'' What goes up a tree must evolve the ability to climb down. '' :

Millions of years ago, a simian ancestor decided to climb a tree. Although that ancestral primate must  have solved the problem of coming back down, scientists have a lot of work to do in understanding that, and how it relates to the evolution of our species.

'' Everyone focuses on climbing up, because that's a difficult thing to do,'' said Nathaniel Dominy,  an evolutionary biologist at Dartmouth College in New Hampshire. '' No one bothered to study climbing down, because gravity doesn't care whether you are climbing up or down.''

In a study published recently in the journal Royal Society Open Science. Dr. Dominy and colleagues found that apes and our ancient human ancestors probably developed flexible shoulder and elbow joints to counteract the effects of gravity.

The researchers posit that this adaptation persisted even as early as humans swapped out trees for grassland habitats, their versatile upper limbs making it possible to forage, hunt and defend.

A key insight came from Mary Joy, a co-author of the study and at the time a Dartmouth undergraduate.

She had been watching videos of chimpanzees, which are humans closest living relatives, and sooty mangabeys, an Old World monkey native to West and Central Africa, and noticed that both animals climbed up trees with the same effort.
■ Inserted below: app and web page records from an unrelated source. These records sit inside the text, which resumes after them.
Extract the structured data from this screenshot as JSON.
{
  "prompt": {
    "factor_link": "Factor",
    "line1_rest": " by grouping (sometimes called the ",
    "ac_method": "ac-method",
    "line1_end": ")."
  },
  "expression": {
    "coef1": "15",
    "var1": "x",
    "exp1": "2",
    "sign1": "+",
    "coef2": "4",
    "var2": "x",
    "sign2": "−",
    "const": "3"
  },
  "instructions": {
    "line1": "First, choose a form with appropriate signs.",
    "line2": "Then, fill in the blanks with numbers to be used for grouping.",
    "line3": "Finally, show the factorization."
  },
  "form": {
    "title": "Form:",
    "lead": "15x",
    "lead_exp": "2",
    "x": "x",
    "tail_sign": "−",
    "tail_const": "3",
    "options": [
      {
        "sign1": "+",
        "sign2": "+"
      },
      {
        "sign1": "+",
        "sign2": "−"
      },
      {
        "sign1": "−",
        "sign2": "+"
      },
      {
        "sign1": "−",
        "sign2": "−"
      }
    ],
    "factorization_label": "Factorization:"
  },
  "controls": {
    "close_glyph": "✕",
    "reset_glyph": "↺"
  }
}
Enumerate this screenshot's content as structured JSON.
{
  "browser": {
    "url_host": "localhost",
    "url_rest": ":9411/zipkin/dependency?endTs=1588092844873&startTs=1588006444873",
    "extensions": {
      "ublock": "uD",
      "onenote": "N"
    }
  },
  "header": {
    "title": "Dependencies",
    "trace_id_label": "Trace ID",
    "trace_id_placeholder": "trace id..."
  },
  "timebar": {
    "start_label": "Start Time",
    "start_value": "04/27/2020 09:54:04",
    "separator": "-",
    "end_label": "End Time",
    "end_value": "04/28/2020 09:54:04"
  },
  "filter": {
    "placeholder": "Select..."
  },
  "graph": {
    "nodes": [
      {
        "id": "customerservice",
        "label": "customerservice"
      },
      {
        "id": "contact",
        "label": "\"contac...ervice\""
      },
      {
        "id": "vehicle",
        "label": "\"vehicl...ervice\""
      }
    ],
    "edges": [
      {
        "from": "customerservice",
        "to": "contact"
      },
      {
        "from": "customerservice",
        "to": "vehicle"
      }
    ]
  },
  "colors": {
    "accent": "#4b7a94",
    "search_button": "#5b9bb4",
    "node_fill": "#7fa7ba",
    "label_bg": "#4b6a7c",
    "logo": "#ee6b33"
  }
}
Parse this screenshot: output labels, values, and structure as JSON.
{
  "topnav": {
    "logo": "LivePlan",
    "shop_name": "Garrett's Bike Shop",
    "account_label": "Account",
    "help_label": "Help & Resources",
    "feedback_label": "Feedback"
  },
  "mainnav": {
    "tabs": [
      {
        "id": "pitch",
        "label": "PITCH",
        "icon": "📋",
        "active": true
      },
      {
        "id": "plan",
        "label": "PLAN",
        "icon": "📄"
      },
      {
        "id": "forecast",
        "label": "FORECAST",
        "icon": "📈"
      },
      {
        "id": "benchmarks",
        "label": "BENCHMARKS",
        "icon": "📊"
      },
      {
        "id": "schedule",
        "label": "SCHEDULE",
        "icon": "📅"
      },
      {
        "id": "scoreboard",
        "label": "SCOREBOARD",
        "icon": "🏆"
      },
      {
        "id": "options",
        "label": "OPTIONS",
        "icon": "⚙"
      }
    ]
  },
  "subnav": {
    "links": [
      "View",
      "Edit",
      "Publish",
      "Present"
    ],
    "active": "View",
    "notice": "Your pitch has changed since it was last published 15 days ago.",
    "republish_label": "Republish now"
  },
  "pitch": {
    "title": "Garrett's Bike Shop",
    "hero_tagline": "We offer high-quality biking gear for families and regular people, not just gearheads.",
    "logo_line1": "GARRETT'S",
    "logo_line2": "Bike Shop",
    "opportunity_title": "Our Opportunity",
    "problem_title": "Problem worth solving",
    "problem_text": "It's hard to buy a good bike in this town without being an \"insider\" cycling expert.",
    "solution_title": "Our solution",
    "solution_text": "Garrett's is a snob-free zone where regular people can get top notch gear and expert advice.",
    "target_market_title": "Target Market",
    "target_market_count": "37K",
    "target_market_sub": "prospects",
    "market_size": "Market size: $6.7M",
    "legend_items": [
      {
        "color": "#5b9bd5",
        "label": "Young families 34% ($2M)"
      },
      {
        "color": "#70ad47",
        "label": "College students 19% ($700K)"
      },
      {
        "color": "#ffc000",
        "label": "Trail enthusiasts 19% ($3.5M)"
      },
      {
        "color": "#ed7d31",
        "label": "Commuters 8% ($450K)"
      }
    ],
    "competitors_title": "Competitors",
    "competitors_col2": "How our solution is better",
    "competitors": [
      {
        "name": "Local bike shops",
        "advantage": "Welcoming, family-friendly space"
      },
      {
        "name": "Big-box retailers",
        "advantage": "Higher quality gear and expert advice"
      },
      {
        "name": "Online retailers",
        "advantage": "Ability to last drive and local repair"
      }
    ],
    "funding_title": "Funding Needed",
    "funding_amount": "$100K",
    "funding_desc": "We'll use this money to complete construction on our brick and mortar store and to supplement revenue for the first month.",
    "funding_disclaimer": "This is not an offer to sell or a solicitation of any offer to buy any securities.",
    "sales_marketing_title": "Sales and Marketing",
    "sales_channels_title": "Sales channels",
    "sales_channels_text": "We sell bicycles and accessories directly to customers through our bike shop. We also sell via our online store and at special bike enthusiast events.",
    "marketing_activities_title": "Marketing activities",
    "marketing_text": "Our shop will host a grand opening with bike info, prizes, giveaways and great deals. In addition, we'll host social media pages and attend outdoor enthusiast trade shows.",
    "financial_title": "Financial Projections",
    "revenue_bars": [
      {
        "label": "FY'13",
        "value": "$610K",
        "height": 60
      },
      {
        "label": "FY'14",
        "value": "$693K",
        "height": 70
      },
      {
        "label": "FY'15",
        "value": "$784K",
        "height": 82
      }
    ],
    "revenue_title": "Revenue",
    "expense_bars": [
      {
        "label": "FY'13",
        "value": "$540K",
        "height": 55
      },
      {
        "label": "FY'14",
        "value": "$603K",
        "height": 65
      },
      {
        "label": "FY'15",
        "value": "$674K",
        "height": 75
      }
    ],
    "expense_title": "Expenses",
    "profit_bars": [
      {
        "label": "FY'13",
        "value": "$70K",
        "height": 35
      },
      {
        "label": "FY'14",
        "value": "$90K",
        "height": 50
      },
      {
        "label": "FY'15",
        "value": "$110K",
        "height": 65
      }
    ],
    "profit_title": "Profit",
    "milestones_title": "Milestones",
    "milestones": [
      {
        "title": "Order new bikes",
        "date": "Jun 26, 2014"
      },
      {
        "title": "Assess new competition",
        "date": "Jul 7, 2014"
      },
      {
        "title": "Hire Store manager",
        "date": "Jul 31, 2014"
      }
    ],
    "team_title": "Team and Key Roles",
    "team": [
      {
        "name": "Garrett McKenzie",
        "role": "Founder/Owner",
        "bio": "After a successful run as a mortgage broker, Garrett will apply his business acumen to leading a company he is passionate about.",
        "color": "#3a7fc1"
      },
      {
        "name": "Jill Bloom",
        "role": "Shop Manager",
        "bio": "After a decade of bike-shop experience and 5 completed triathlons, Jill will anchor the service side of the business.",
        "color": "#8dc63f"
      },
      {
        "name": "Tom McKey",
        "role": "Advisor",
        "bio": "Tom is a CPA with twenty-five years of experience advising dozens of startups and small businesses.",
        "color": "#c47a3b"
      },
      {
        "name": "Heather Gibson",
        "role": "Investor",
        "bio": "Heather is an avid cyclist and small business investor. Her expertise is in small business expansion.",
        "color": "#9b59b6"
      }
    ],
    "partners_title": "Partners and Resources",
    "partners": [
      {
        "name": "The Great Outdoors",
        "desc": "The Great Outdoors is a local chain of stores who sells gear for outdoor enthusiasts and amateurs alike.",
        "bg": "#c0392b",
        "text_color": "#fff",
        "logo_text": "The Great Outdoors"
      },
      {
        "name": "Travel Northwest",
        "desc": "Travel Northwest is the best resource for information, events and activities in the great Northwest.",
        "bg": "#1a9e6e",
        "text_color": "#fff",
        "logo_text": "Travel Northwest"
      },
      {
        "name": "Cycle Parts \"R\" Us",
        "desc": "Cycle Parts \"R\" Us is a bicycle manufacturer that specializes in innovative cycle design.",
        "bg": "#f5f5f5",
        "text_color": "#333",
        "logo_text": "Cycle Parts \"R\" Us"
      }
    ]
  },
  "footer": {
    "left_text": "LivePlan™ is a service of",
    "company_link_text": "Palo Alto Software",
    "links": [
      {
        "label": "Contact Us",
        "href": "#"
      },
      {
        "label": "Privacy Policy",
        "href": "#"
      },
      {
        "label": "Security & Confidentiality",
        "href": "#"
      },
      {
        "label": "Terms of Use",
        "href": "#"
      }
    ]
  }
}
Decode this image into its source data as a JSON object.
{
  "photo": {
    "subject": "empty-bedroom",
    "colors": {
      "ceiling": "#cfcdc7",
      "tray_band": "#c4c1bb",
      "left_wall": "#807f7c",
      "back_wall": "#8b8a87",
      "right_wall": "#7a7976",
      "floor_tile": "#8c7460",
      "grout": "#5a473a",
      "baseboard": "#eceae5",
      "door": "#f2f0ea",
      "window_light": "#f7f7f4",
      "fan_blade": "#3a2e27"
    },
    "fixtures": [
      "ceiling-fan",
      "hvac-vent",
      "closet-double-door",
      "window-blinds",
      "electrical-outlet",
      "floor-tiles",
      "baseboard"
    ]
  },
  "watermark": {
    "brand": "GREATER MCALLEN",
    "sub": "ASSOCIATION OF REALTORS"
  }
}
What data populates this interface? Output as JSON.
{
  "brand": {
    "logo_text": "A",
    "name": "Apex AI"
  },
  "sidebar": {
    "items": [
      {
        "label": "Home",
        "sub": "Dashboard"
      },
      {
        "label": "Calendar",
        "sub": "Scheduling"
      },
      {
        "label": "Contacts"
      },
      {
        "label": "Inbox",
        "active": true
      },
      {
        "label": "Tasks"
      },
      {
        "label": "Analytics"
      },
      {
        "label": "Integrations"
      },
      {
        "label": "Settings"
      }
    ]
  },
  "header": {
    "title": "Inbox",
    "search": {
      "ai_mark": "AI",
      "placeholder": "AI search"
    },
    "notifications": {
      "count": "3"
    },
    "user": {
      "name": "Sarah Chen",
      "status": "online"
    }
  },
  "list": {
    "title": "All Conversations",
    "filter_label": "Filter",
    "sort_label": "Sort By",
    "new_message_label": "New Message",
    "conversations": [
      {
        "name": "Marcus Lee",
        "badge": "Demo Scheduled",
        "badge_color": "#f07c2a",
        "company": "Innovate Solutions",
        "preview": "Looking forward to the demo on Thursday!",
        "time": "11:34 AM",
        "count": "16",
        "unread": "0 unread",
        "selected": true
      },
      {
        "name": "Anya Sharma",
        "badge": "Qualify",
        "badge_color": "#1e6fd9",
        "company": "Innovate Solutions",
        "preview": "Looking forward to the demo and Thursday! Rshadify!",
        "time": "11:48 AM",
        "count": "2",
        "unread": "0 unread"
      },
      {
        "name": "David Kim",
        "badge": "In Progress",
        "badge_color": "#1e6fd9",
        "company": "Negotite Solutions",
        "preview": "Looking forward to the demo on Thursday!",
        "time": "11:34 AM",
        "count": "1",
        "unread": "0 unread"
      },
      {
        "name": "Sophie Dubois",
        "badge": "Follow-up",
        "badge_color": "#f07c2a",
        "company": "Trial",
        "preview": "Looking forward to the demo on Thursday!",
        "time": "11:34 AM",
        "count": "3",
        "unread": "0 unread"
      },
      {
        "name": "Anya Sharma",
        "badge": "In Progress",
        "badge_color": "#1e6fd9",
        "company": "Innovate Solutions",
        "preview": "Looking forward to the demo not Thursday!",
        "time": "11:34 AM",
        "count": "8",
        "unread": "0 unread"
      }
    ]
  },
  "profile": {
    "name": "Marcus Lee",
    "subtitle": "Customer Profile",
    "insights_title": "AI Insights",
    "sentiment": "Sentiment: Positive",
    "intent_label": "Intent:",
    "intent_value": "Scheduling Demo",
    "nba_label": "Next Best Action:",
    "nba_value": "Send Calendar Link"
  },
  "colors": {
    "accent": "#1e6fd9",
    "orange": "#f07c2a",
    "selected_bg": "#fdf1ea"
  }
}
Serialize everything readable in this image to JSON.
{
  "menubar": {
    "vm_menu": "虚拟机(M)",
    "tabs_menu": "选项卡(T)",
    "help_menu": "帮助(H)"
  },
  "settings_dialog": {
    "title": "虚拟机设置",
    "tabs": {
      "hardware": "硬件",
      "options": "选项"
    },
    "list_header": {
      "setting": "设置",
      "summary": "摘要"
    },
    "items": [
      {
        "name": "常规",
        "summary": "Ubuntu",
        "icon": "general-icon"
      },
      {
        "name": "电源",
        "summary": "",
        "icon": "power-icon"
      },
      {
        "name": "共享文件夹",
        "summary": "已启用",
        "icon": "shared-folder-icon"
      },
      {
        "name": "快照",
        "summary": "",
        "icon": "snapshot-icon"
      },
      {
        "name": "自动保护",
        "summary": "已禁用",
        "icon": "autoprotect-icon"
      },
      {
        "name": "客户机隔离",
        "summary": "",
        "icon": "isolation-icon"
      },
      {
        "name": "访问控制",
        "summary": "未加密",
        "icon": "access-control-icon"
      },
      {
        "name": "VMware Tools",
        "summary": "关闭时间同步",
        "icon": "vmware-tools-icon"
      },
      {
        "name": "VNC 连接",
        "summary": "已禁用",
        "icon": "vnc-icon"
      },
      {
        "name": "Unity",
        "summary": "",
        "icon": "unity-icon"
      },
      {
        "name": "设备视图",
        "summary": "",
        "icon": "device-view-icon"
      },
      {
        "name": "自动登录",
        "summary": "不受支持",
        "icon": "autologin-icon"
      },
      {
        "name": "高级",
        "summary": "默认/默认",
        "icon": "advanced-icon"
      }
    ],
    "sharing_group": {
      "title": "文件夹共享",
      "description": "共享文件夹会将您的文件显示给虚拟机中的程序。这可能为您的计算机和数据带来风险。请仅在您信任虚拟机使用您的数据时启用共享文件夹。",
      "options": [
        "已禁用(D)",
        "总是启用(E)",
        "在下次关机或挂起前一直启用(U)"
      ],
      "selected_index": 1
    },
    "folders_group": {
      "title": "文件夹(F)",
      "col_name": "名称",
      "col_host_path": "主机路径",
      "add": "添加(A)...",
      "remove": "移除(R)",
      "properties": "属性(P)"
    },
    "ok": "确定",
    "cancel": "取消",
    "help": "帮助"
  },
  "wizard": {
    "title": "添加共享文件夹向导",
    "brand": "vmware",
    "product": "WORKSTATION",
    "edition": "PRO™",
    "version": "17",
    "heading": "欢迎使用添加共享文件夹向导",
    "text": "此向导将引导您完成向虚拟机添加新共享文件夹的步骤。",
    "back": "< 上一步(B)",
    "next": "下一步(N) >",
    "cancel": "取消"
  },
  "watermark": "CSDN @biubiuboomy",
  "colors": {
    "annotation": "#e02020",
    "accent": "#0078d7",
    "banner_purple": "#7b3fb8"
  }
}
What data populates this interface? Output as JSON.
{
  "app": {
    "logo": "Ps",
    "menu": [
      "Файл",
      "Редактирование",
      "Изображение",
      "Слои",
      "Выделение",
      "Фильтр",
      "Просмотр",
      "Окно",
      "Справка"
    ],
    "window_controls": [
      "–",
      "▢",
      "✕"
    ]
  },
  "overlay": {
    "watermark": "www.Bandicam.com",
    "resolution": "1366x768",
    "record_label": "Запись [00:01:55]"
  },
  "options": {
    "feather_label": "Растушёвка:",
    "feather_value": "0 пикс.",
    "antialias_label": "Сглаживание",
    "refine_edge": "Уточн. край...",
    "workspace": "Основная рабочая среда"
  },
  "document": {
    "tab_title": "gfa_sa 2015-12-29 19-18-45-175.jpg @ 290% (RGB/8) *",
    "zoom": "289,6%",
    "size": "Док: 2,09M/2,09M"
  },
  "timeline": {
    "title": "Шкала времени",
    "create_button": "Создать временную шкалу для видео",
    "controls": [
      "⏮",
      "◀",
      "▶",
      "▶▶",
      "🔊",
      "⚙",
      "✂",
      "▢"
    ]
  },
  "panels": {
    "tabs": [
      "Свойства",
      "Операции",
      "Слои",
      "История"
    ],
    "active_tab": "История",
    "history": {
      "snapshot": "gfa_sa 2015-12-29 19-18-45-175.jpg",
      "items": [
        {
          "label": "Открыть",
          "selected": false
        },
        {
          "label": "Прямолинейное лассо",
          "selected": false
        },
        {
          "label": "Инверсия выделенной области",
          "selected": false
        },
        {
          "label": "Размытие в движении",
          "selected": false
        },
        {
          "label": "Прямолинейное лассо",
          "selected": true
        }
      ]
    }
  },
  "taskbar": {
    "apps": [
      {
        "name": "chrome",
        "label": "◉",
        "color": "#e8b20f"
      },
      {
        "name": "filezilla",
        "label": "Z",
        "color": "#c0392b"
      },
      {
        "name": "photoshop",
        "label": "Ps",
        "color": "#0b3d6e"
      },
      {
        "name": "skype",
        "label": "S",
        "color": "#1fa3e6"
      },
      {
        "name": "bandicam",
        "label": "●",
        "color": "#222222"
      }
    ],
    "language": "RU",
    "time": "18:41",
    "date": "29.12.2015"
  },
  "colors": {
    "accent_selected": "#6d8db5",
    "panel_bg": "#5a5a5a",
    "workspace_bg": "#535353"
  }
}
The downward climb, however, was different.

Employing software typically used to analyze the movements of human athletes,  Ms. Joy saw that when chimpanzees climbed down a tree, they extended their shoulders and elbows above their heads to a far greater degree than the smaller monkeys. 

Compared with the sooty mangabeys, the chimps flexed their shoulders about 14 degrees more, and extended their elbows about 34 degrees more, when climbing down [ versus up a tree ].

'' The mangabeys had a sort of similar motion to how they climbed up, a pretty angled way to hold their arms,'' Ms. Joy said. For the chimps, it was like they were in a controlled fall, while also using a full range of motion to go as quickly as possible.

Susan Larson, a professor of anatomical sciences at Stony Brook University in New York, who was not involved in the study, said the new findings offered critical insights into the hominid evolution from trees to land.

''I think it does give us a way of thinking about why early humans would retain these features for a long time, until they sort of abandoned trees and became bipedal hunters,'' she said. [ Miriam Fauzia ]


Post a Comment

Grace A Comment!